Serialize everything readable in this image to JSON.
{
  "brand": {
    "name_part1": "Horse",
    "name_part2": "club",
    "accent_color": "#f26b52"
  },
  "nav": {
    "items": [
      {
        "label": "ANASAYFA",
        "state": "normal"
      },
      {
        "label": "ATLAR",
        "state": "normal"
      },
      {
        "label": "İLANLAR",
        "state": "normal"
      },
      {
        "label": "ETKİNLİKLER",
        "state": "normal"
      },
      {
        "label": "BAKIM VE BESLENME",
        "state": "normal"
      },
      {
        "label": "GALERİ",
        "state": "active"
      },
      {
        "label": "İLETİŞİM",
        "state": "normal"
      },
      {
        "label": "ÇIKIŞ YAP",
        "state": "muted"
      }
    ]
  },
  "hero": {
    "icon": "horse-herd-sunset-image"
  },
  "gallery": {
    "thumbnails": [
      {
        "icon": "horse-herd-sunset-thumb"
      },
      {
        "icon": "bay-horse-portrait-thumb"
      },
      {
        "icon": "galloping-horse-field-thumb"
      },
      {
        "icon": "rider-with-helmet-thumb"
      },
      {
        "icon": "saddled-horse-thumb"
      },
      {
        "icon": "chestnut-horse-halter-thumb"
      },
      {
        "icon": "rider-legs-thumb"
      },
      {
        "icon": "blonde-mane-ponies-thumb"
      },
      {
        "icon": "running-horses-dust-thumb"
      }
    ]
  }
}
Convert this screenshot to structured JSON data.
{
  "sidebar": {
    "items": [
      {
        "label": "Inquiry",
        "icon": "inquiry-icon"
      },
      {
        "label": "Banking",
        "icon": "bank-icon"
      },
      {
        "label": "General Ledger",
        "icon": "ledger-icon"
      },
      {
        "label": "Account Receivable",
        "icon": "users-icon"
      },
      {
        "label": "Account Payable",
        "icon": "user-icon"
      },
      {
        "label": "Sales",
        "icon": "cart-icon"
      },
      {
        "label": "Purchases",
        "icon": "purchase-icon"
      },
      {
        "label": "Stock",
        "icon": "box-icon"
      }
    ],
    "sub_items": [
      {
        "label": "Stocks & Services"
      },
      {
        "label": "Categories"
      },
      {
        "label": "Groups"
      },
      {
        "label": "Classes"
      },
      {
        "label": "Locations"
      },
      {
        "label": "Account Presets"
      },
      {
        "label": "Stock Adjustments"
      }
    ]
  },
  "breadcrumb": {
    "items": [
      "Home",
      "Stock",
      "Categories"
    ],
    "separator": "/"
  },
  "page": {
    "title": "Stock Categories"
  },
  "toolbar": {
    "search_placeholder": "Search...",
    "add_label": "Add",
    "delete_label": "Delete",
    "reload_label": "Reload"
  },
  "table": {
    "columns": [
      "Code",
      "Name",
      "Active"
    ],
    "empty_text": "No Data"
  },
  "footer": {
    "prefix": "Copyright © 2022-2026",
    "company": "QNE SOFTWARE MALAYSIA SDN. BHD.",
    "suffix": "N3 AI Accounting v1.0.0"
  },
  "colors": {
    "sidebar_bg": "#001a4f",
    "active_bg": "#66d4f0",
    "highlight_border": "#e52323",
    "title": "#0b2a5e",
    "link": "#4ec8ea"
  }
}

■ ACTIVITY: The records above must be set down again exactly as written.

■ EXERCISE OUTPUT:
Serialize everything readable in this image to JSON.
{
  "brand": {
    "name_part1": "Horse",
    "name_part2": "club",
    "accent_color": "#f26b52"
  },
  "nav": {
    "items": [
      {
        "label": "ANASAYFA",
        "state": "normal"
      },
      {
        "label": "ATLAR",
        "state": "normal"
      },
      {
        "label": "İLANLAR",
        "state": "normal"
      },
      {
        "label": "ETKİNLİKLER",
        "state": "normal"
      },
      {
        "label": "BAKIM VE BESLENME",
        "state": "normal"
      },
      {
        "label": "GALERİ",
        "state": "active"
      },
      {
        "label": "İLETİŞİM",
        "state": "normal"
      },
      {
        "label": "ÇIKIŞ YAP",
        "state": "muted"
      }
    ]
  },
  "hero": {
    "icon": "horse-herd-sunset-image"
  },
  "gallery": {
    "thumbnails": [
      {
        "icon": "horse-herd-sunset-thumb"
      },
      {
        "icon": "bay-horse-portrait-thumb"
      },
      {
        "icon": "galloping-horse-field-thumb"
      },
      {
        "icon": "rider-with-helmet-thumb"
      },
      {
        "icon": "saddled-horse-thumb"
      },
      {
        "icon": "chestnut-horse-halter-thumb"
      },
      {
        "icon": "rider-legs-thumb"
      },
      {
        "icon": "blonde-mane-ponies-thumb"
      },
      {
        "icon": "running-horses-dust-thumb"
      }
    ]
  }
}
Convert this screenshot to structured JSON data.
{
  "sidebar": {
    "items": [
      {
        "label": "Inquiry",
        "icon": "inquiry-icon"
      },
      {
        "label": "Banking",
        "icon": "bank-icon"
      },
      {
        "label": "General Ledger",
        "icon": "ledger-icon"
      },
      {
        "label": "Account Receivable",
        "icon": "users-icon"
      },
      {
        "label": "Account Payable",
        "icon": "user-icon"
      },
      {
        "label": "Sales",
        "icon": "cart-icon"
      },
      {
        "label": "Purchases",
        "icon": "purchase-icon"
      },
      {
        "label": "Stock",
        "icon": "box-icon"
      }
    ],
    "sub_items": [
      {
        "label": "Stocks & Services"
      },
      {
        "label": "Categories"
      },
      {
        "label": "Groups"
      },
      {
        "label": "Classes"
      },
      {
        "label": "Locations"
      },
      {
        "label": "Account Presets"
      },
      {
        "label": "Stock Adjustments"
      }
    ]
  },
  "breadcrumb": {
    "items": [
      "Home",
      "Stock",
      "Categories"
    ],
    "separator": "/"
  },
  "page": {
    "title": "Stock Categories"
  },
  "toolbar": {
    "search_placeholder": "Search...",
    "add_label": "Add",
    "delete_label": "Delete",
    "reload_label": "Reload"
  },
  "table": {
    "columns": [
      "Code",
      "Name",
      "Active"
    ],
    "empty_text": "No Data"
  },
  "footer": {
    "prefix": "Copyright © 2022-2026",
    "company": "QNE SOFTWARE MALAYSIA SDN. BHD.",
    "suffix": "N3 AI Accounting v1.0.0"
  },
  "colors": {
    "sidebar_bg": "#001a4f",
    "active_bg": "#66d4f0",
    "highlight_border": "#e52323",
    "title": "#0b2a5e",
    "link": "#4ec8ea"
  }
}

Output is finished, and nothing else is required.